(Data about app and page elements)

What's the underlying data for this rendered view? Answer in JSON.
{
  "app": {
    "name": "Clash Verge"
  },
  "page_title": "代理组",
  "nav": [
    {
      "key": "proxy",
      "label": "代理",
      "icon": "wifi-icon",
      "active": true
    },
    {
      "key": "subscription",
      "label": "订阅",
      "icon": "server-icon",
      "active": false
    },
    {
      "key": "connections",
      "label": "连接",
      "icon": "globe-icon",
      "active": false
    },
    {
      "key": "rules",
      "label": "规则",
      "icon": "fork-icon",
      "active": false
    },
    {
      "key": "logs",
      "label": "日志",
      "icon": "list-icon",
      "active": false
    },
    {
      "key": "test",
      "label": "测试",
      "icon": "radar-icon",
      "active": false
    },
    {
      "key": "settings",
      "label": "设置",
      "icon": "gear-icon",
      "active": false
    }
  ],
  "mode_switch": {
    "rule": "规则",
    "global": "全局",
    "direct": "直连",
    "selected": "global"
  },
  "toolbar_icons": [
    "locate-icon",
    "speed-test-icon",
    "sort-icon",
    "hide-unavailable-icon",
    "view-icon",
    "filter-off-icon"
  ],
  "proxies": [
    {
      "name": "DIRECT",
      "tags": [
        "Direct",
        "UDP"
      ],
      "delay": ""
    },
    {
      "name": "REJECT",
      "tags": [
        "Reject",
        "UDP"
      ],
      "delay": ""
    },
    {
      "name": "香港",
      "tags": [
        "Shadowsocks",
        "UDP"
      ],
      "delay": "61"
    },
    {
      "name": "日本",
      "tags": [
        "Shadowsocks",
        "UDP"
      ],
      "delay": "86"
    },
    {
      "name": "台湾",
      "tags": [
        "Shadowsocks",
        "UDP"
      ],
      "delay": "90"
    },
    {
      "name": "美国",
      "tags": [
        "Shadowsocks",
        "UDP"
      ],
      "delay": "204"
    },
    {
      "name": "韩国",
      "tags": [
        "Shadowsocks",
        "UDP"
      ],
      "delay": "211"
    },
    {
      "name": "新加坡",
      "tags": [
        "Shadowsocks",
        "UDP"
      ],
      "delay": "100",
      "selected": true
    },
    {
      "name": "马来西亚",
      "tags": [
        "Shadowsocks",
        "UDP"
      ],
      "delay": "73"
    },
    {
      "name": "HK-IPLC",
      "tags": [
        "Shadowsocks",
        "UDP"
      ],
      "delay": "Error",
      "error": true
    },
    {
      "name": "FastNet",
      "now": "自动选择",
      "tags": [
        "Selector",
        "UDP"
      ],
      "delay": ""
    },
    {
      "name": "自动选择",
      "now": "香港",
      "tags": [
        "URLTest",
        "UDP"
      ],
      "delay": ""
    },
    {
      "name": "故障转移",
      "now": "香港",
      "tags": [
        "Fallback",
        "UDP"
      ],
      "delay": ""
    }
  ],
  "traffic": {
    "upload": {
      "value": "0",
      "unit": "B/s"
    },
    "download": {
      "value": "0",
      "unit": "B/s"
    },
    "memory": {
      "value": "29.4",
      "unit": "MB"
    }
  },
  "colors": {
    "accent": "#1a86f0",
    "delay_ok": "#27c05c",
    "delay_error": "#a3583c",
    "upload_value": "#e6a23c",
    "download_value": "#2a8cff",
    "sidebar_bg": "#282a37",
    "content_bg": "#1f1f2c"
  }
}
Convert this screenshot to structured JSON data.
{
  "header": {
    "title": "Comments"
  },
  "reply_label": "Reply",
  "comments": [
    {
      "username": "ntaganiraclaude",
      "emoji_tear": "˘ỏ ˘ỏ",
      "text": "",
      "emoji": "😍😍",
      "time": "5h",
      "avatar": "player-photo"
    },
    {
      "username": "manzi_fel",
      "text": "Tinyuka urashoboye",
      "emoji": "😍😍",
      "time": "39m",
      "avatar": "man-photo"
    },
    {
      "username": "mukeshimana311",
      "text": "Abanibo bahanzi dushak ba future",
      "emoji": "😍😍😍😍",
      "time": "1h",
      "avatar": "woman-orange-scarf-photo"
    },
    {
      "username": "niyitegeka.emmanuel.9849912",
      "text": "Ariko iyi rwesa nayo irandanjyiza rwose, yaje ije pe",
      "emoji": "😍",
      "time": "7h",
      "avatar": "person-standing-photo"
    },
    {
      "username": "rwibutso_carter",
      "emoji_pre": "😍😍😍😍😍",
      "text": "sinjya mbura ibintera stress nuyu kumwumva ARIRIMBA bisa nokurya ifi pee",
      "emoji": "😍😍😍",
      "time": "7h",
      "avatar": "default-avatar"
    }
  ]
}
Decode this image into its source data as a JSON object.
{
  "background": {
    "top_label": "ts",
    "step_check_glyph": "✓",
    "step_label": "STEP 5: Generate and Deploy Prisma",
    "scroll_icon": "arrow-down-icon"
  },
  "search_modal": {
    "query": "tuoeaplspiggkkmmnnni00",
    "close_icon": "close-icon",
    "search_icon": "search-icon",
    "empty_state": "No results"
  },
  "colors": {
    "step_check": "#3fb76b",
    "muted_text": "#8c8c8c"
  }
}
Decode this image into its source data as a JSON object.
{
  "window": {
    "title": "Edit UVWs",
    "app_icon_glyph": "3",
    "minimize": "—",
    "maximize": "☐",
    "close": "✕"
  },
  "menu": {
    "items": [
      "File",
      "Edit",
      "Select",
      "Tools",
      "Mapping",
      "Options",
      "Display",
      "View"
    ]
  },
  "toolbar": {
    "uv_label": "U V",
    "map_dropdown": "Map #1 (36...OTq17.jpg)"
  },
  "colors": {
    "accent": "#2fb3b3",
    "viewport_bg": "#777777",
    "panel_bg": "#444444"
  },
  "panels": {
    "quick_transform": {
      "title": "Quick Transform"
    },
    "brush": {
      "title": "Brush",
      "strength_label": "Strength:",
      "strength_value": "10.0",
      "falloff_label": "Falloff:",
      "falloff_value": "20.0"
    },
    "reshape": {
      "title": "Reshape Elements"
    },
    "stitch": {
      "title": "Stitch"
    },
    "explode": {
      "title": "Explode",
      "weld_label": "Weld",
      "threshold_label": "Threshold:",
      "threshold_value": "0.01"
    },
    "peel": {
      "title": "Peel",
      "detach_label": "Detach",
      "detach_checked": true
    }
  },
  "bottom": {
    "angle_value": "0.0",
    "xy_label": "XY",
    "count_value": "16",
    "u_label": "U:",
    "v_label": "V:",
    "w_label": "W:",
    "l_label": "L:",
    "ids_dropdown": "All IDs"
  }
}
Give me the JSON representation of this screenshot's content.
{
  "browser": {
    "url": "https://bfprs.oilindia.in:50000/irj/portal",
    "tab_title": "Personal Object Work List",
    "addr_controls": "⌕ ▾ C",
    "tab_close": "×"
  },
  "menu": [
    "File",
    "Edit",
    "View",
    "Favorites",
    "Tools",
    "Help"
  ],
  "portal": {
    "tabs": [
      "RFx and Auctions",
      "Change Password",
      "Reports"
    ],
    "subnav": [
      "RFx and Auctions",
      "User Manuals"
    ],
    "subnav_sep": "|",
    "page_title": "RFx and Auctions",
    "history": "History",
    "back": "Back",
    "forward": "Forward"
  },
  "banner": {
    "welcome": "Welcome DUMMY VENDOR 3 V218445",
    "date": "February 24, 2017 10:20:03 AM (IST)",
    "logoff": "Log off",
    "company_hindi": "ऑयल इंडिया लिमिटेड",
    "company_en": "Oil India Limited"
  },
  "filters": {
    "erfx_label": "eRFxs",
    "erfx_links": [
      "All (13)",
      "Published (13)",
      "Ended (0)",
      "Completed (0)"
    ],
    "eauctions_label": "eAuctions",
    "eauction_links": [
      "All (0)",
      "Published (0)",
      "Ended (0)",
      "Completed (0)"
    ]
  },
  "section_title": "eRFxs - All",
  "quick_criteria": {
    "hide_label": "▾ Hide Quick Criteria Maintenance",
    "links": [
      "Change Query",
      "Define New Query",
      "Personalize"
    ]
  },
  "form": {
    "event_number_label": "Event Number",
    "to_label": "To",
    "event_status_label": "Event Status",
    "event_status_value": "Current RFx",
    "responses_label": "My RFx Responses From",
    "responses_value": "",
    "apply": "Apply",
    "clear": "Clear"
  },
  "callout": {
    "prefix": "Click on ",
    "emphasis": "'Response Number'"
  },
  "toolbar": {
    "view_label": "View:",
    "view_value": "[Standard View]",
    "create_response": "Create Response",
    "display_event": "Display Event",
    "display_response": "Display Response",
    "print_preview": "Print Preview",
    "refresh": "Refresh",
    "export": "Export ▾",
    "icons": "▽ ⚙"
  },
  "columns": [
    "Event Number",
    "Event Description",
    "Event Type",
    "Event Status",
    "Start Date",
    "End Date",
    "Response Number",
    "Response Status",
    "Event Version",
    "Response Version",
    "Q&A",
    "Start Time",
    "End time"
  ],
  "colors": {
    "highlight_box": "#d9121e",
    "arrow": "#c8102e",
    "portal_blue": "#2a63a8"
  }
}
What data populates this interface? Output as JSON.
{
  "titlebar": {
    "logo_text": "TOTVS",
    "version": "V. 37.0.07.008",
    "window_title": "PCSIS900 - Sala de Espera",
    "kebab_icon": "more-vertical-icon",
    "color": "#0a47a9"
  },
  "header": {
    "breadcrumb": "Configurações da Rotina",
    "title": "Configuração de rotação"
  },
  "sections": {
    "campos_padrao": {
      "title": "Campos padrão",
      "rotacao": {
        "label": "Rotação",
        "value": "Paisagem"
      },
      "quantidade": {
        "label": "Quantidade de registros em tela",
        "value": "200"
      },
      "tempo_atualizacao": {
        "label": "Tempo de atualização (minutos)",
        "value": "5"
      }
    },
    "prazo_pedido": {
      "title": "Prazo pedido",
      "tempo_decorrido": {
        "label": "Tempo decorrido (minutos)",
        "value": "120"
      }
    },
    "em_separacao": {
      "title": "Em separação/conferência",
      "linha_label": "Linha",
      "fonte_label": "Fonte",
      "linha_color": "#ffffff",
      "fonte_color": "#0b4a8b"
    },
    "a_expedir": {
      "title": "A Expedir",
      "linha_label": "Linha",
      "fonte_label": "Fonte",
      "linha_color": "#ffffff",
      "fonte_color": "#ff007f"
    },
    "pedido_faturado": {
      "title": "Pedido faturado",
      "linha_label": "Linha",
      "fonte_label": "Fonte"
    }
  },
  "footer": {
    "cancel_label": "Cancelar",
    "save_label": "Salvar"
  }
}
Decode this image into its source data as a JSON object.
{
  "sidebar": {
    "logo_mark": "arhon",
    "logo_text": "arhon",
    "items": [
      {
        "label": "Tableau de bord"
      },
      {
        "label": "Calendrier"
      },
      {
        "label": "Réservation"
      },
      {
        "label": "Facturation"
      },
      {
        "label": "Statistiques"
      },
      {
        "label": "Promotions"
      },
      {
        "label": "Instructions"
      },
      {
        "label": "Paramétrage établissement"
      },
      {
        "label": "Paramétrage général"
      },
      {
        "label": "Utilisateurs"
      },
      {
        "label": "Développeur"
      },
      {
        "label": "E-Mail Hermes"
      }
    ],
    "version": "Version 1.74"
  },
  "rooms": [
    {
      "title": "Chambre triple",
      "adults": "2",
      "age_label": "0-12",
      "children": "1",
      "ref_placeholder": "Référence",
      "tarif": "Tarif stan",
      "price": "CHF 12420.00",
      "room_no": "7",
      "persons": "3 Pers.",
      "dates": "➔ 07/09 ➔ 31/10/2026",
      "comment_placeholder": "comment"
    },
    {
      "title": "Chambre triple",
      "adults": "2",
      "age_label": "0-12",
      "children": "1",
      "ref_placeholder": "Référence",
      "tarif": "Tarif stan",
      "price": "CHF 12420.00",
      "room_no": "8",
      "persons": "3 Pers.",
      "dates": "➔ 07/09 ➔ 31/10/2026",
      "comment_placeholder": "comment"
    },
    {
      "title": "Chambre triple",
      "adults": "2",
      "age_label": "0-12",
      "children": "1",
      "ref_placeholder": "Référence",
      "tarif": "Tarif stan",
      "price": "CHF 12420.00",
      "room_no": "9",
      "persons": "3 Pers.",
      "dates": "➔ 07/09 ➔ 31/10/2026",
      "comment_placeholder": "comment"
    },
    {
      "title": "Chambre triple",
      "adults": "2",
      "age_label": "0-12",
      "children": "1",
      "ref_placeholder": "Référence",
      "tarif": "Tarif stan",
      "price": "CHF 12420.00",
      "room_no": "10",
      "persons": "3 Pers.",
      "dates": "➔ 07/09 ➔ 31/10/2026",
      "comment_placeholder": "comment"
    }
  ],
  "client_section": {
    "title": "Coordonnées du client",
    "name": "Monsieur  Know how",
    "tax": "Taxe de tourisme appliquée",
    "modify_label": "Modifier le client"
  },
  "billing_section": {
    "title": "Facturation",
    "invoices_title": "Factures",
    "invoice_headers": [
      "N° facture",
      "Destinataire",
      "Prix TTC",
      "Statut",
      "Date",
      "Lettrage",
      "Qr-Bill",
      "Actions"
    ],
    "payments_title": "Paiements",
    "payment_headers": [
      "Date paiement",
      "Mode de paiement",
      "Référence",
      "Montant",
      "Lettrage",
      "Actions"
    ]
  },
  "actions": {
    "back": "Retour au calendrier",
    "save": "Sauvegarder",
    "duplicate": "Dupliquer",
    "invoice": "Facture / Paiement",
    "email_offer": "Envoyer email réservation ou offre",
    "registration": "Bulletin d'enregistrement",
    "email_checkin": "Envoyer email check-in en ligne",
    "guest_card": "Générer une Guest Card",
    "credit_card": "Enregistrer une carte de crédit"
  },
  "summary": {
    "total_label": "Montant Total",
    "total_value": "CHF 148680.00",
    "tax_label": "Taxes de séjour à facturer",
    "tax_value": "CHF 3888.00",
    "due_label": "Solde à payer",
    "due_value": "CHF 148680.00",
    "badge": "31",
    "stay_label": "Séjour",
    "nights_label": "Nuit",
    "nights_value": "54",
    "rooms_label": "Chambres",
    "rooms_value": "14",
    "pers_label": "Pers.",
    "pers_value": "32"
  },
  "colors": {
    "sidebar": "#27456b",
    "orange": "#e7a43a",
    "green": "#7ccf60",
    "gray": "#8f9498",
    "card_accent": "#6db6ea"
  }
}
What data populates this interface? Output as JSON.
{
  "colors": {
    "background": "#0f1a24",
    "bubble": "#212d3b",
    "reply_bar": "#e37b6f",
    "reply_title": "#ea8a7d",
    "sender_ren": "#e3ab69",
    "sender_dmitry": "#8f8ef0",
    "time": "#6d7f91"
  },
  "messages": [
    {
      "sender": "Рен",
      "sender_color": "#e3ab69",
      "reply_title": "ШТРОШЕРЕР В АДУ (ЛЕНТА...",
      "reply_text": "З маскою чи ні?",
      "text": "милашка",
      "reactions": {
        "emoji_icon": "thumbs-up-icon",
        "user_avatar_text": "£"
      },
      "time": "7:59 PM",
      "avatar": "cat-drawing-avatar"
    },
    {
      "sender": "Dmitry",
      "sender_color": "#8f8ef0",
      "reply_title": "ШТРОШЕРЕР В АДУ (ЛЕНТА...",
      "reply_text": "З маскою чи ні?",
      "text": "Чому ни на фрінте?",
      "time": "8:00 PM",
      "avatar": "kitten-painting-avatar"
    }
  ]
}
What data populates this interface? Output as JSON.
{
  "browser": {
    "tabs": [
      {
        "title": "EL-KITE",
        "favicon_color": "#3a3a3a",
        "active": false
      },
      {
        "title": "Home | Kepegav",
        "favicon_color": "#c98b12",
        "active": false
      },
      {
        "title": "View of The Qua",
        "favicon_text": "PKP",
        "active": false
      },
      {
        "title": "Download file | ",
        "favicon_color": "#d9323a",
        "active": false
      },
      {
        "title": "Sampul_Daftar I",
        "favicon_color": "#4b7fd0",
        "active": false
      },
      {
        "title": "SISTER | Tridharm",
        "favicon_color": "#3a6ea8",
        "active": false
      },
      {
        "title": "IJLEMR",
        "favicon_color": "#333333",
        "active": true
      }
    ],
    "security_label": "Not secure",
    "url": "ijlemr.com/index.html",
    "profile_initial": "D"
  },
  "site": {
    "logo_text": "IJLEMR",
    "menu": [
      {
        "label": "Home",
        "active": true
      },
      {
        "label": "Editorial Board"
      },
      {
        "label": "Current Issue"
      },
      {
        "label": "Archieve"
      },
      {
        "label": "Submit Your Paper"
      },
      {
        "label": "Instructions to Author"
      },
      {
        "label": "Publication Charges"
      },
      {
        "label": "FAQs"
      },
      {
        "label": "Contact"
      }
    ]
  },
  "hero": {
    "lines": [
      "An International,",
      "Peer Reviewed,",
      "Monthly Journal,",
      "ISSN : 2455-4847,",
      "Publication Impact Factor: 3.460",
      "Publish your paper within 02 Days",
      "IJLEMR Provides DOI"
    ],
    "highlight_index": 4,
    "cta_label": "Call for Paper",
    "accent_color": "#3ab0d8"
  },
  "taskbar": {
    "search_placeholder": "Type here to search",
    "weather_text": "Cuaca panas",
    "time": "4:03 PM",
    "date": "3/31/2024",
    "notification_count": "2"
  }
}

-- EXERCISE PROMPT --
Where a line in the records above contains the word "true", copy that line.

-- EXERCISE ANSWER --
      "active": true
      "selected": true
      "error": true
      "detach_checked": true
        "active": true
        "active": true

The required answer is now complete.